● **YOUR OBJECTIVE**:
Word for word, print out all of the data, omitting every image.

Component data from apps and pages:
▶

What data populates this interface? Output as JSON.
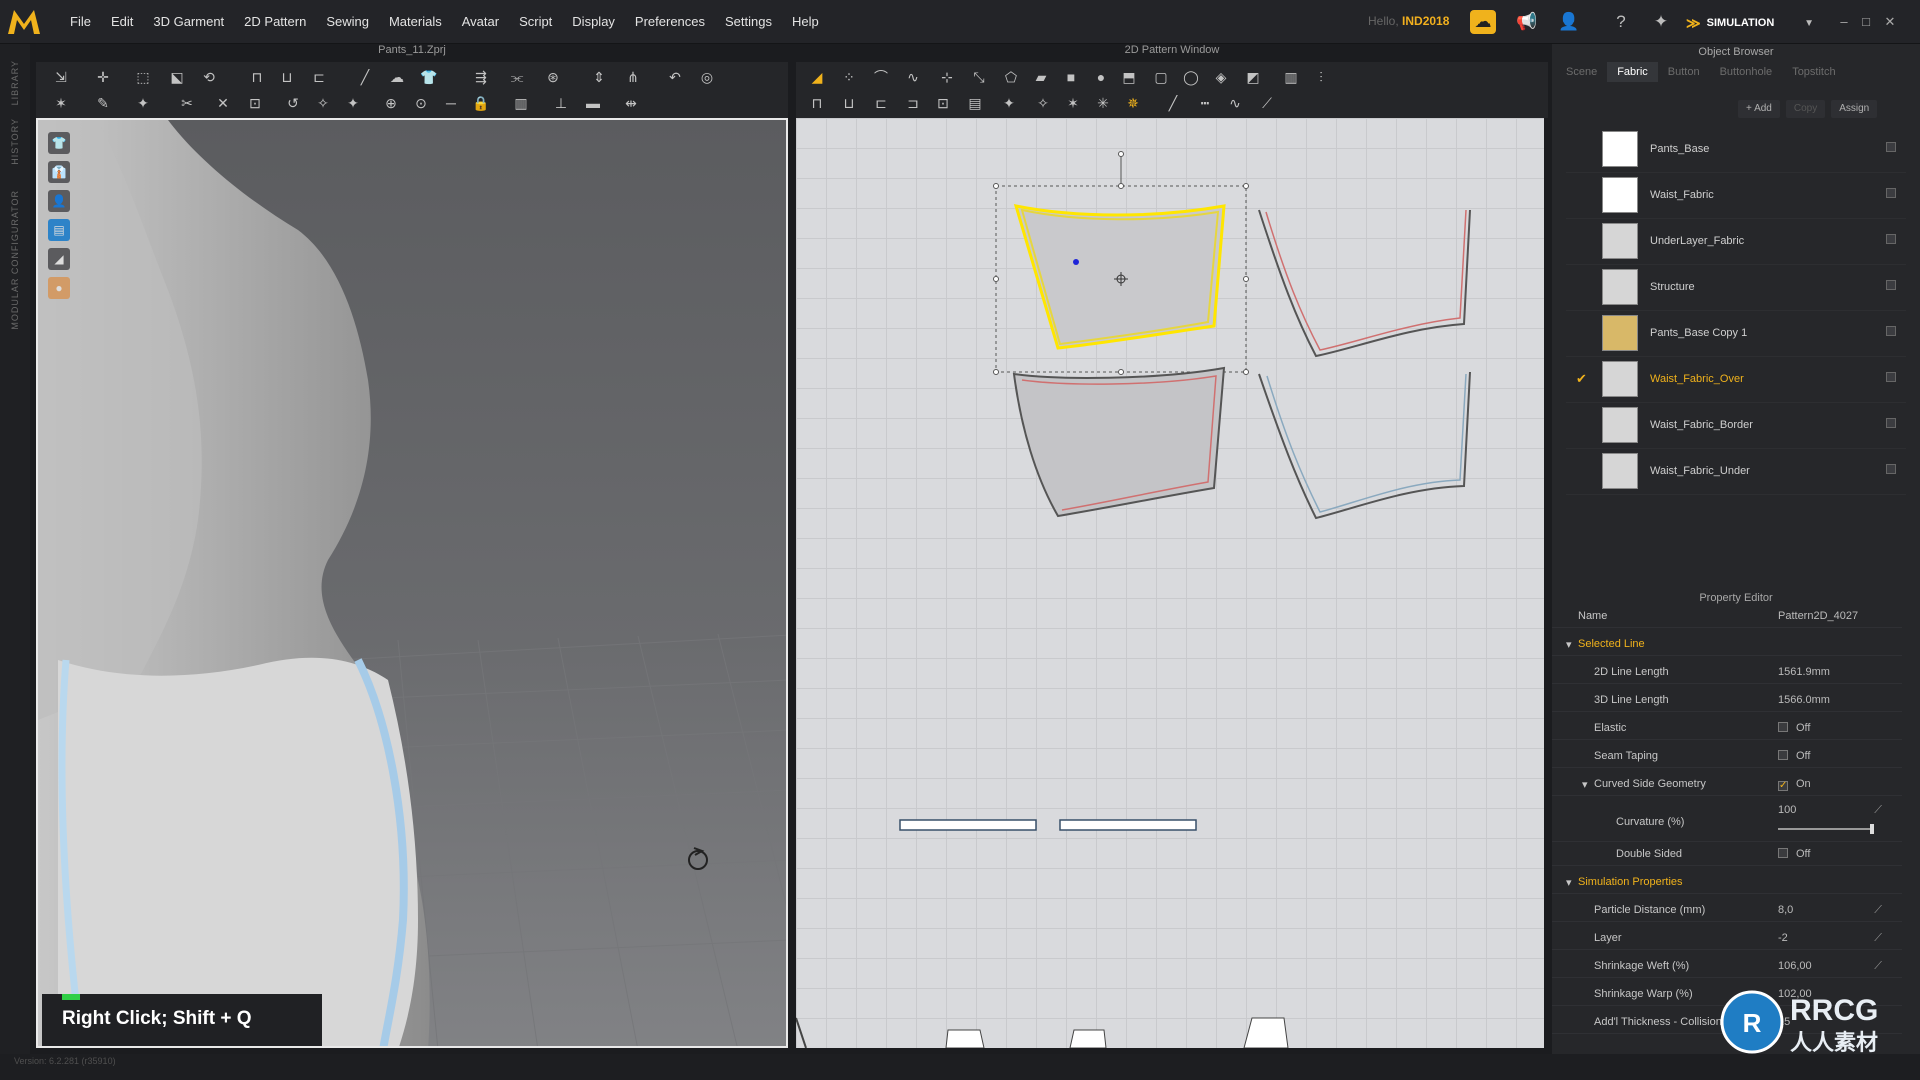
{
  "menu": [
    "File",
    "Edit",
    "3D Garment",
    "2D Pattern",
    "Sewing",
    "Materials",
    "Avatar",
    "Script",
    "Display",
    "Preferences",
    "Settings",
    "Help"
  ],
  "user": {
    "hello": "Hello,",
    "name": "IND2018"
  },
  "mode": "SIMULATION",
  "windows": {
    "view3d_title": "Pants_11.Zprj",
    "view2d_title": "2D Pattern Window",
    "hint": "Right Click; Shift + Q"
  },
  "left_strip": [
    "LIBRARY",
    "HISTORY",
    "MODULAR CONFIGURATOR"
  ],
  "object_browser": {
    "title": "Object Browser",
    "tabs": [
      "Scene",
      "Fabric",
      "Button",
      "Buttonhole",
      "Topstitch"
    ],
    "active_tab": "Fabric",
    "actions": [
      "+ Add",
      "Copy",
      "Assign"
    ],
    "fabrics": [
      {
        "name": "Pants_Base",
        "color": "#ffffff",
        "selected": false
      },
      {
        "name": "Waist_Fabric",
        "color": "#ffffff",
        "selected": false
      },
      {
        "name": "UnderLayer_Fabric",
        "color": "#d6d6d6",
        "selected": false
      },
      {
        "name": "Structure",
        "color": "#d6d6d6",
        "selected": false
      },
      {
        "name": "Pants_Base Copy 1",
        "color": "#d8b868",
        "selected": false
      },
      {
        "name": "Waist_Fabric_Over",
        "color": "#d6d6d6",
        "selected": true
      },
      {
        "name": "Waist_Fabric_Border",
        "color": "#d6d6d6",
        "selected": false
      },
      {
        "name": "Waist_Fabric_Under",
        "color": "#d6d6d6",
        "selected": false
      }
    ]
  },
  "property_editor": {
    "title": "Property Editor",
    "name_label": "Name",
    "name_value": "Pattern2D_4027",
    "selected_line": "Selected Line",
    "line_2d_label": "2D Line Length",
    "line_2d_value": "1561.9mm",
    "line_3d_label": "3D Line Length",
    "line_3d_value": "1566.0mm",
    "elastic_label": "Elastic",
    "elastic_value": "Off",
    "seam_label": "Seam Taping",
    "seam_value": "Off",
    "curved_label": "Curved Side Geometry",
    "curved_value": "On",
    "curvature_label": "Curvature (%)",
    "curvature_value": "100",
    "curvature_level": 1.0,
    "double_label": "Double Sided",
    "double_value": "Off",
    "sim_props": "Simulation Properties",
    "particle_label": "Particle Distance (mm)",
    "particle_value": "8,0",
    "layer_label": "Layer",
    "layer_value": "-2",
    "weft_label": "Shrinkage Weft (%)",
    "weft_value": "106,00",
    "warp_label": "Shrinkage Warp (%)",
    "warp_value": "102,00",
    "thick_label": "Add'l Thickness - Collision",
    "thick_value": "15"
  },
  "version": "Version: 6.2.281 (r35910)",
  "watermark": {
    "line1": "RRCG",
    "line2": "人人素材"
  },
  "colors": {
    "accent": "#f0b21c",
    "selection": "#ffe600",
    "seam": "#d07070"
  }
}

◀

● **RESPONSE TO THE TASK**:
What data populates this interface? Output as JSON.
{
  "menu": [
    "File",
    "Edit",
    "3D Garment",
    "2D Pattern",
    "Sewing",
    "Materials",
    "Avatar",
    "Script",
    "Display",
    "Preferences",
    "Settings",
    "Help"
  ],
  "user": {
    "hello": "Hello,",
    "name": "IND2018"
  },
  "mode": "SIMULATION",
  "windows": {
    "view3d_title": "Pants_11.Zprj",
    "view2d_title": "2D Pattern Window",
    "hint": "Right Click; Shift + Q"
  },
  "left_strip": [
    "LIBRARY",
    "HISTORY",
    "MODULAR CONFIGURATOR"
  ],
  "object_browser": {
    "title": "Object Browser",
    "tabs": [
      "Scene",
      "Fabric",
      "Button",
      "Buttonhole",
      "Topstitch"
    ],
    "active_tab": "Fabric",
    "actions": [
      "+ Add",
      "Copy",
      "Assign"
    ],
    "fabrics": [
      {
        "name": "Pants_Base",
        "color": "#ffffff",
        "selected": false
      },
      {
        "name": "Waist_Fabric",
        "color": "#ffffff",
        "selected": false
      },
      {
        "name": "UnderLayer_Fabric",
        "color": "#d6d6d6",
        "selected": false
      },
      {
        "name": "Structure",
        "color": "#d6d6d6",
        "selected": false
      },
      {
        "name": "Pants_Base Copy 1",
        "color": "#d8b868",
        "selected": false
      },
      {
        "name": "Waist_Fabric_Over",
        "color": "#d6d6d6",
        "selected": true
      },
      {
        "name": "Waist_Fabric_Border",
        "color": "#d6d6d6",
        "selected": false
      },
      {
        "name": "Waist_Fabric_Under",
        "color": "#d6d6d6",
        "selected": false
      }
    ]
  },
  "property_editor": {
    "title": "Property Editor",
    "name_label": "Name",
    "name_value": "Pattern2D_4027",
    "selected_line": "Selected Line",
    "line_2d_label": "2D Line Length",
    "line_2d_value": "1561.9mm",
    "line_3d_label": "3D Line Length",
    "line_3d_value": "1566.0mm",
    "elastic_label": "Elastic",
    "elastic_value": "Off",
    "seam_label": "Seam Taping",
    "seam_value": "Off",
    "curved_label": "Curved Side Geometry",
    "curved_value": "On",
    "curvature_label": "Curvature (%)",
    "curvature_value": "100",
    "curvature_level": 1.0,
    "double_label": "Double Sided",
    "double_value": "Off",
    "sim_props": "Simulation Properties",
    "particle_label": "Particle Distance (mm)",
    "particle_value": "8,0",
    "layer_label": "Layer",
    "layer_value": "-2",
    "weft_label": "Shrinkage Weft (%)",
    "weft_value": "106,00",
    "warp_label": "Shrinkage Warp (%)",
    "warp_value": "102,00",
    "thick_label": "Add'l Thickness - Collision",
    "thick_value": "15"
  },
  "version": "Version: 6.2.281 (r35910)",
  "watermark": {
    "line1": "RRCG",
    "line2": "人人素材"
  },
  "colors": {
    "accent": "#f0b21c",
    "selection": "#ffe600",
    "seam": "#d07070"
  }
}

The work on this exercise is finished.